## Activity:
In total, how many lines of the data contain the word "meta"? Only that number is wanted.

[Collection entries]
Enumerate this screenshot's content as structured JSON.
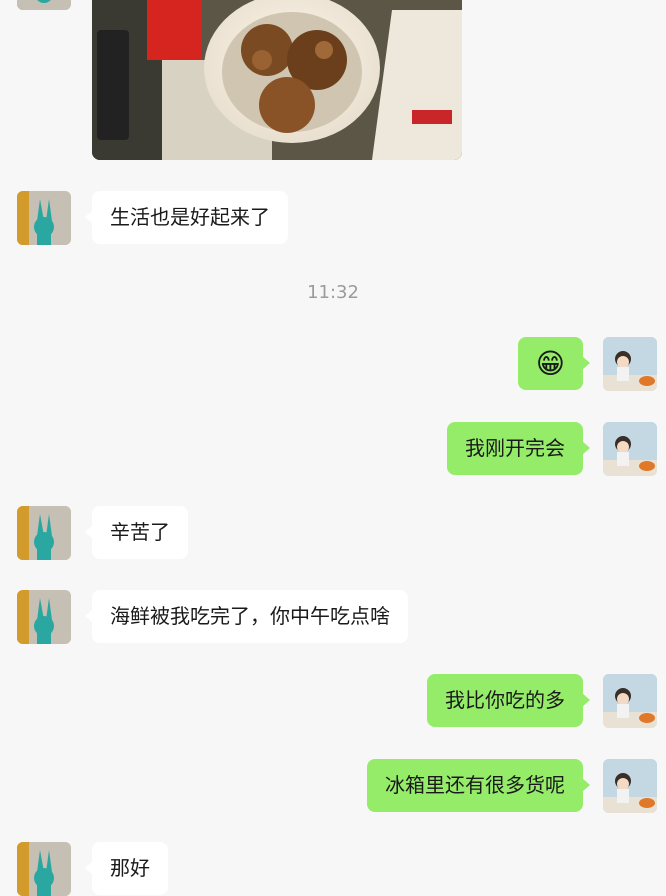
{
  "conversation": {
    "timestamp": "11:32",
    "messages": [
      {
        "from": "friend",
        "text": "生活也是好起来了"
      },
      {
        "from": "me",
        "emoji": "😁"
      },
      {
        "from": "me",
        "text": "我刚开完会"
      },
      {
        "from": "friend",
        "text": "辛苦了"
      },
      {
        "from": "friend",
        "text": "海鲜被我吃完了，你中午吃点啥"
      },
      {
        "from": "me",
        "text": "我比你吃的多"
      },
      {
        "from": "me",
        "text": "冰箱里还有很多货呢"
      },
      {
        "from": "friend",
        "text": "那好"
      }
    ]
  },
  "colors": {
    "background": "#f7f7f7",
    "incoming_bubble": "#ffffff",
    "outgoing_bubble": "#95ec69",
    "timestamp_text": "#9b9b9b"
  },
  "icons": {
    "friend_avatar": "rabbit-figure-avatar",
    "my_avatar": "illustrated-girl-avatar",
    "emoji": "grinning-face-emoji"
  }
}
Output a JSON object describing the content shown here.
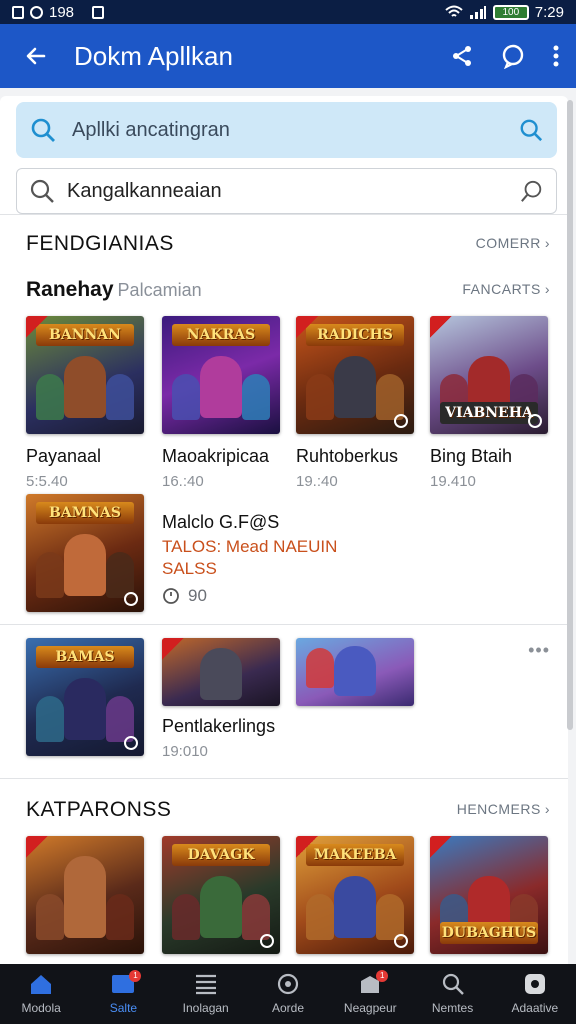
{
  "status_bar": {
    "left_text": "198",
    "time": "7:29",
    "battery": "100"
  },
  "app_bar": {
    "title": "Dokm Apllkan"
  },
  "search_primary": {
    "placeholder": "Apllki ancatingran"
  },
  "search_secondary": {
    "value": "Kangalkanneaian"
  },
  "section1": {
    "title": "FENDGIANIAS",
    "link": "COMERR",
    "subheader": {
      "title": "Ranehay",
      "muted": "Palcamian",
      "link": "FANCARTS"
    },
    "apps": [
      {
        "banner": "BANNAN",
        "name": "Payanaal",
        "meta": "5:5.40"
      },
      {
        "banner": "NAKRAS",
        "name": "Maoakripicaa",
        "meta": "16.:40"
      },
      {
        "banner": "RADICHS",
        "name": "Ruhtoberkus",
        "meta": "19.:40"
      },
      {
        "banner": "VIABNEHA",
        "name": "Bing Btaih",
        "meta": "19.410"
      }
    ],
    "featured": {
      "banner": "BAMNAS",
      "name": "Malclo G.F@S",
      "tag": "TALOS: Mead NAEUIN",
      "price": "SALSS",
      "rating": "90"
    },
    "row2": [
      {
        "banner": "BAMAS"
      },
      {
        "banner": "",
        "name": "Pentlakerlings",
        "meta": "19:010"
      },
      {
        "banner": ""
      }
    ]
  },
  "section2": {
    "title": "KATPARONSS",
    "link": "HENCMERS",
    "apps": [
      {
        "banner": ""
      },
      {
        "banner": "DAVAGK"
      },
      {
        "banner": "MAKEEBA"
      },
      {
        "banner": "DUBAGHUS"
      }
    ]
  },
  "bottom_nav": [
    {
      "label": "Modola",
      "icon": "home-icon",
      "active": false
    },
    {
      "label": "Salte",
      "icon": "store-icon",
      "active": true,
      "badge": "1"
    },
    {
      "label": "Inolagan",
      "icon": "list-icon",
      "active": false
    },
    {
      "label": "Aorde",
      "icon": "circle-icon",
      "active": false
    },
    {
      "label": "Neagpeur",
      "icon": "inbox-icon",
      "active": false,
      "badge": "1"
    },
    {
      "label": "Nemtes",
      "icon": "search-icon",
      "active": false
    },
    {
      "label": "Adaative",
      "icon": "app-icon",
      "active": false
    }
  ],
  "colors": {
    "app_bar": "#1d57c7",
    "accent_tag": "#c9501c",
    "nav_active": "#4a8ef5"
  }
}
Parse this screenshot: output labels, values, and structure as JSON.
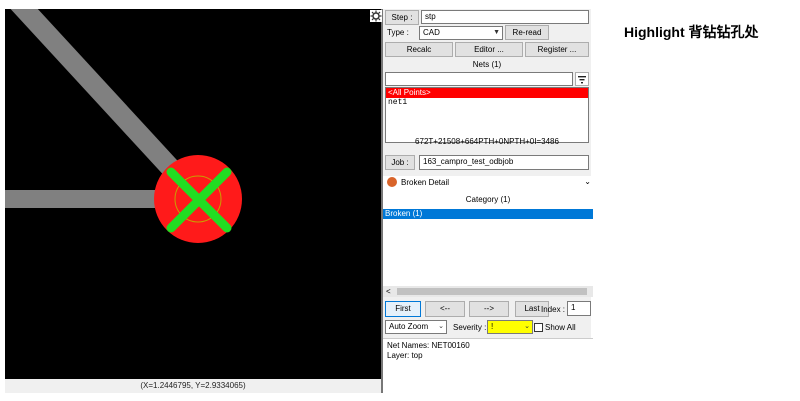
{
  "title": "Highlight 背钻钻孔处",
  "canvas": {
    "coords": "(X=1.2446795, Y=2.9334065)"
  },
  "panel": {
    "step_label": "Step :",
    "step_value": "stp",
    "type_label": "Type :",
    "type_value": "CAD",
    "reread_label": "Re-read",
    "recalc_label": "Recalc",
    "editor_label": "Editor ...",
    "register_label": "Register ...",
    "nets_header": "Nets (1)",
    "net_items": [
      "<All Points>",
      "net1"
    ],
    "summary": "672T+21508+664PTH+0NPTH+0I=3486",
    "job_label": "Job :",
    "job_value": "163_campro_test_odbjob",
    "broken_detail_title": "Broken Detail",
    "category_header": "Category (1)",
    "category_item": "Broken (1)",
    "scroll_left": "<",
    "nav_first": "First",
    "nav_prev": "<--",
    "nav_next": "-->",
    "nav_last": "Last",
    "index_label": "Index :",
    "index_value": "1",
    "autozoom_value": "Auto Zoom",
    "severity_label": "Severity :",
    "severity_value": "!",
    "show_all_label": "Show All",
    "detail_line1": "Net Names: NET00160",
    "detail_line2": "Layer: top"
  },
  "colors": {
    "canvas_bg": "#000000",
    "trace": "#808080",
    "pad": "#ff1a1a",
    "cross": "#22dd22",
    "selected_row": "#ff0000",
    "category_selected": "#0078d7",
    "severity_bg": "#ffff00"
  },
  "icons": {
    "gear": "gear-icon",
    "filter": "filter-icon",
    "broken_detail": "broken-detail-icon"
  }
}
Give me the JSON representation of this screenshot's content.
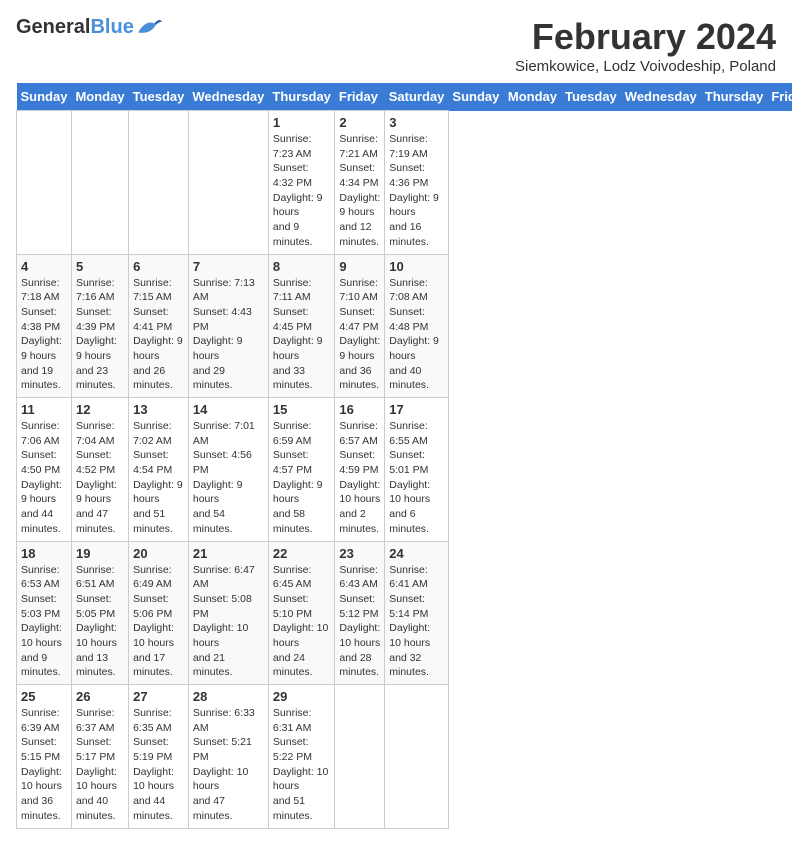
{
  "logo": {
    "text_general": "General",
    "text_blue": "Blue"
  },
  "title": "February 2024",
  "location": "Siemkowice, Lodz Voivodeship, Poland",
  "days_of_week": [
    "Sunday",
    "Monday",
    "Tuesday",
    "Wednesday",
    "Thursday",
    "Friday",
    "Saturday"
  ],
  "weeks": [
    [
      {
        "day": "",
        "info": ""
      },
      {
        "day": "",
        "info": ""
      },
      {
        "day": "",
        "info": ""
      },
      {
        "day": "",
        "info": ""
      },
      {
        "day": "1",
        "info": "Sunrise: 7:23 AM\nSunset: 4:32 PM\nDaylight: 9 hours\nand 9 minutes."
      },
      {
        "day": "2",
        "info": "Sunrise: 7:21 AM\nSunset: 4:34 PM\nDaylight: 9 hours\nand 12 minutes."
      },
      {
        "day": "3",
        "info": "Sunrise: 7:19 AM\nSunset: 4:36 PM\nDaylight: 9 hours\nand 16 minutes."
      }
    ],
    [
      {
        "day": "4",
        "info": "Sunrise: 7:18 AM\nSunset: 4:38 PM\nDaylight: 9 hours\nand 19 minutes."
      },
      {
        "day": "5",
        "info": "Sunrise: 7:16 AM\nSunset: 4:39 PM\nDaylight: 9 hours\nand 23 minutes."
      },
      {
        "day": "6",
        "info": "Sunrise: 7:15 AM\nSunset: 4:41 PM\nDaylight: 9 hours\nand 26 minutes."
      },
      {
        "day": "7",
        "info": "Sunrise: 7:13 AM\nSunset: 4:43 PM\nDaylight: 9 hours\nand 29 minutes."
      },
      {
        "day": "8",
        "info": "Sunrise: 7:11 AM\nSunset: 4:45 PM\nDaylight: 9 hours\nand 33 minutes."
      },
      {
        "day": "9",
        "info": "Sunrise: 7:10 AM\nSunset: 4:47 PM\nDaylight: 9 hours\nand 36 minutes."
      },
      {
        "day": "10",
        "info": "Sunrise: 7:08 AM\nSunset: 4:48 PM\nDaylight: 9 hours\nand 40 minutes."
      }
    ],
    [
      {
        "day": "11",
        "info": "Sunrise: 7:06 AM\nSunset: 4:50 PM\nDaylight: 9 hours\nand 44 minutes."
      },
      {
        "day": "12",
        "info": "Sunrise: 7:04 AM\nSunset: 4:52 PM\nDaylight: 9 hours\nand 47 minutes."
      },
      {
        "day": "13",
        "info": "Sunrise: 7:02 AM\nSunset: 4:54 PM\nDaylight: 9 hours\nand 51 minutes."
      },
      {
        "day": "14",
        "info": "Sunrise: 7:01 AM\nSunset: 4:56 PM\nDaylight: 9 hours\nand 54 minutes."
      },
      {
        "day": "15",
        "info": "Sunrise: 6:59 AM\nSunset: 4:57 PM\nDaylight: 9 hours\nand 58 minutes."
      },
      {
        "day": "16",
        "info": "Sunrise: 6:57 AM\nSunset: 4:59 PM\nDaylight: 10 hours\nand 2 minutes."
      },
      {
        "day": "17",
        "info": "Sunrise: 6:55 AM\nSunset: 5:01 PM\nDaylight: 10 hours\nand 6 minutes."
      }
    ],
    [
      {
        "day": "18",
        "info": "Sunrise: 6:53 AM\nSunset: 5:03 PM\nDaylight: 10 hours\nand 9 minutes."
      },
      {
        "day": "19",
        "info": "Sunrise: 6:51 AM\nSunset: 5:05 PM\nDaylight: 10 hours\nand 13 minutes."
      },
      {
        "day": "20",
        "info": "Sunrise: 6:49 AM\nSunset: 5:06 PM\nDaylight: 10 hours\nand 17 minutes."
      },
      {
        "day": "21",
        "info": "Sunrise: 6:47 AM\nSunset: 5:08 PM\nDaylight: 10 hours\nand 21 minutes."
      },
      {
        "day": "22",
        "info": "Sunrise: 6:45 AM\nSunset: 5:10 PM\nDaylight: 10 hours\nand 24 minutes."
      },
      {
        "day": "23",
        "info": "Sunrise: 6:43 AM\nSunset: 5:12 PM\nDaylight: 10 hours\nand 28 minutes."
      },
      {
        "day": "24",
        "info": "Sunrise: 6:41 AM\nSunset: 5:14 PM\nDaylight: 10 hours\nand 32 minutes."
      }
    ],
    [
      {
        "day": "25",
        "info": "Sunrise: 6:39 AM\nSunset: 5:15 PM\nDaylight: 10 hours\nand 36 minutes."
      },
      {
        "day": "26",
        "info": "Sunrise: 6:37 AM\nSunset: 5:17 PM\nDaylight: 10 hours\nand 40 minutes."
      },
      {
        "day": "27",
        "info": "Sunrise: 6:35 AM\nSunset: 5:19 PM\nDaylight: 10 hours\nand 44 minutes."
      },
      {
        "day": "28",
        "info": "Sunrise: 6:33 AM\nSunset: 5:21 PM\nDaylight: 10 hours\nand 47 minutes."
      },
      {
        "day": "29",
        "info": "Sunrise: 6:31 AM\nSunset: 5:22 PM\nDaylight: 10 hours\nand 51 minutes."
      },
      {
        "day": "",
        "info": ""
      },
      {
        "day": "",
        "info": ""
      }
    ]
  ]
}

## Answer to this task:
5